The most Moose I’ve seen in one day was 13 (in Springtime of course), but despite there being so many of these odd looking creatures in the park, most of my summer visits have resulted in seeing no Moose. How come? Well, they’re just so good at camouflage!

Take a look at this photo. This is the same Moose that was pictured above. But after slipping only a few feet into the bush, all you can see is a silhouette. The springtime vegetation was just starting to fill in during this trip, so if this Moose was standing there in summer, he’d be totally hidden by leaves and branches. If you’re driving or walking by, you probably won’t notice this shadowy figure. Especially after he takes a few more steps deeper into the forest and virtually cloaks himself in darkness.

Algonquin Park Moose - Camouflaged

Algonquin Park Moose – Camouflaged

 

That is the trick with these giants of the forest, they’re just so hard to spot sometimes! While spring is the best season to spot them – less vegetation, and they like to be near roadways, getting salty nutrients after a long winter – any season is a good time to go looking for Moose.

In summer, thankfully they love eating water lilies so spotting a Moose while canoeing down a lake is always a possibility in Algonquin. The same goes for autumn, but by then you have the added bonus of leaves changing colours and the male Moose will be sporting impressive, large antlers. In winter, finding animals like Moose in the park is made more fun by being able to see their tracks in the snow.

Tall Moose in Algonquin Park
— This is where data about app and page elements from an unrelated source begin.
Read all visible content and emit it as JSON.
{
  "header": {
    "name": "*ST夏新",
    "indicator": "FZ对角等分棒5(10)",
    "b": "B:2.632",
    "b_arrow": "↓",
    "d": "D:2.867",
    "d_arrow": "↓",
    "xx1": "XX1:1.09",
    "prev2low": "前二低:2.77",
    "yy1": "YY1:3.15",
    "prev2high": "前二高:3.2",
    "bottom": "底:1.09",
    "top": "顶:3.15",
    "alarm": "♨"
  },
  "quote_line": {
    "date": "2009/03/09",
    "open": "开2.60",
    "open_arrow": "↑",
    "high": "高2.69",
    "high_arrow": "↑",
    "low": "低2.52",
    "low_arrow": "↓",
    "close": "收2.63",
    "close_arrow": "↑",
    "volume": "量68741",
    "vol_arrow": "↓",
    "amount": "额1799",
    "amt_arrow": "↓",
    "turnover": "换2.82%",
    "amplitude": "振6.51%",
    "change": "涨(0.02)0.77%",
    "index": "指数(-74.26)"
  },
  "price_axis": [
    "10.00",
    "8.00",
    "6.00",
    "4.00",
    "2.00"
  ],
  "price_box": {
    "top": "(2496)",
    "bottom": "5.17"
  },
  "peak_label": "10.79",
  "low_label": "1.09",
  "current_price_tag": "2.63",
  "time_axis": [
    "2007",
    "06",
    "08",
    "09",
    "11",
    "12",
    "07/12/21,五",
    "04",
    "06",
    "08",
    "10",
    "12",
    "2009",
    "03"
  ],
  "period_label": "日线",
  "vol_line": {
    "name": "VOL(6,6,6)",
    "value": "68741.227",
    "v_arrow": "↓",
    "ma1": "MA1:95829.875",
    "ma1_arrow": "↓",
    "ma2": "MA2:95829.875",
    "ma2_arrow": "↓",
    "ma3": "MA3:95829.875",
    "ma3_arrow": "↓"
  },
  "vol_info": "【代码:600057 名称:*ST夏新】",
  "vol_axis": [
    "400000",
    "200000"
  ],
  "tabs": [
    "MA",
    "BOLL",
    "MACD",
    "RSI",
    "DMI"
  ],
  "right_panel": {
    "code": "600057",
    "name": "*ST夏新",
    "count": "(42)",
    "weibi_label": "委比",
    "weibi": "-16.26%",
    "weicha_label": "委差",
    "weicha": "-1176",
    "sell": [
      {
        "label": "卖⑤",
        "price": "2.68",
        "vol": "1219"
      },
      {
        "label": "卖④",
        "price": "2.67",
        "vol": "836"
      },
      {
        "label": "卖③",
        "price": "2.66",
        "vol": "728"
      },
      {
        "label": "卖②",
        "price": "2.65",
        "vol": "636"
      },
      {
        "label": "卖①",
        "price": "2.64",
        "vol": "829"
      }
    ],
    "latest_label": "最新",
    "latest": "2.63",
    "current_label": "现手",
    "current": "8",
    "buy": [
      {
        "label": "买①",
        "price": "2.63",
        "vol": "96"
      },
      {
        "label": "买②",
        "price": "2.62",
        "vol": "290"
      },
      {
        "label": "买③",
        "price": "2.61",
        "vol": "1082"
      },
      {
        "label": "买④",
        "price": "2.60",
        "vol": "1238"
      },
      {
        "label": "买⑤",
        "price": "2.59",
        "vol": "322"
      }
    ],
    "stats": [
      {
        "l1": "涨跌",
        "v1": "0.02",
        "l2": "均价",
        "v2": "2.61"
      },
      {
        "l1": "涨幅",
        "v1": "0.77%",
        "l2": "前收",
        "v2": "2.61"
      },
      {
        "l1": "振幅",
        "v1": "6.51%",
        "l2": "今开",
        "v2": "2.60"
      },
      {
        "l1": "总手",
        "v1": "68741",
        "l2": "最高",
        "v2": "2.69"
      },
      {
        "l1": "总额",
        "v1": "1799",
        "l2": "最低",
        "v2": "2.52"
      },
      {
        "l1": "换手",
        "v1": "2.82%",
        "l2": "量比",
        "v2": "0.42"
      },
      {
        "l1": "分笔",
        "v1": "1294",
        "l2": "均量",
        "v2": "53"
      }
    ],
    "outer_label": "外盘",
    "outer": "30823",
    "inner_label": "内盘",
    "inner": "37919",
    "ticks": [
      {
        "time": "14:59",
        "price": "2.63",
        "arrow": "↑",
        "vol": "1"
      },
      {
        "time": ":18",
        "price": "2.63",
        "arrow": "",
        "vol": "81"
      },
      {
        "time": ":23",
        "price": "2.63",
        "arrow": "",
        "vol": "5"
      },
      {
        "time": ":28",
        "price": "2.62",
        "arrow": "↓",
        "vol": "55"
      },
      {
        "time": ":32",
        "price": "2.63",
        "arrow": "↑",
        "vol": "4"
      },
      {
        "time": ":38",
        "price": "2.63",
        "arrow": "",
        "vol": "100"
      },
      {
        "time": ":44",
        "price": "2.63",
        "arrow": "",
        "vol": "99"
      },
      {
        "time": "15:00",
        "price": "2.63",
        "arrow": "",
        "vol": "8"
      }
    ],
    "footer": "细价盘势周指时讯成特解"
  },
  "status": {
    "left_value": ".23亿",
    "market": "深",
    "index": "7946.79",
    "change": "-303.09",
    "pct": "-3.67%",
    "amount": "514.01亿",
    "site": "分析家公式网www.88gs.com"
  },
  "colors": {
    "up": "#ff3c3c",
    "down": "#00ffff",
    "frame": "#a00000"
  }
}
Moose in Algonquin Park – they are the tallest members of the deer family

 

Now, in general, the Moose tend to like grazing open waterhole and grassy areas, like this guy was. But not during the heat of the day in summer. They like to take shelter in the shade then, so it’s always best to look for Moose in the early morning and late evening hours, after sunrise and before sunset.

This particular Moose was one of 9 I saw on a day trip to go canoeing in Algonquin Park with Algonquin Outfitters, a trip organized by Explorer’s Edge. Some people I was with said they saw 14 or so Moose that day, but my eyes couldn’t spot them all!

Hello Mr. Moose

This Moose could use a nice, new coat of summer fur…

 

A lot of people laugh at the weirdness of these creatures. They look awkward, being so tall, and have odd faces. This guy also happens to be one of my favourite Moose I’ve seen in all my visits to Algonquin. His antlers are starting to grow, with a smooth, furry “velvet” on them, but his fur is still matty and ugly-looking from the winter.

Have you ever seen a Moose in the wild? What do you think of these Moose pictures? Is he cute? Ugly? Weird-looking?

Editorial note: While I am always looking for my next great outdoor adventure, this particular experience was compliments of the great people at Explorer’s Edge, who sent me on a 3-day “Quintessentially Canadian” tour in Ontario as part of the TBEX Toronto conference.

About Red Hunt

A former journalist and business analyst that now works in the world of travel marketing. Based in Toronto, Red Hunt has travelled to more than 40 countries over the past 10 years. You can follow Red on Twitter @redhunttravel.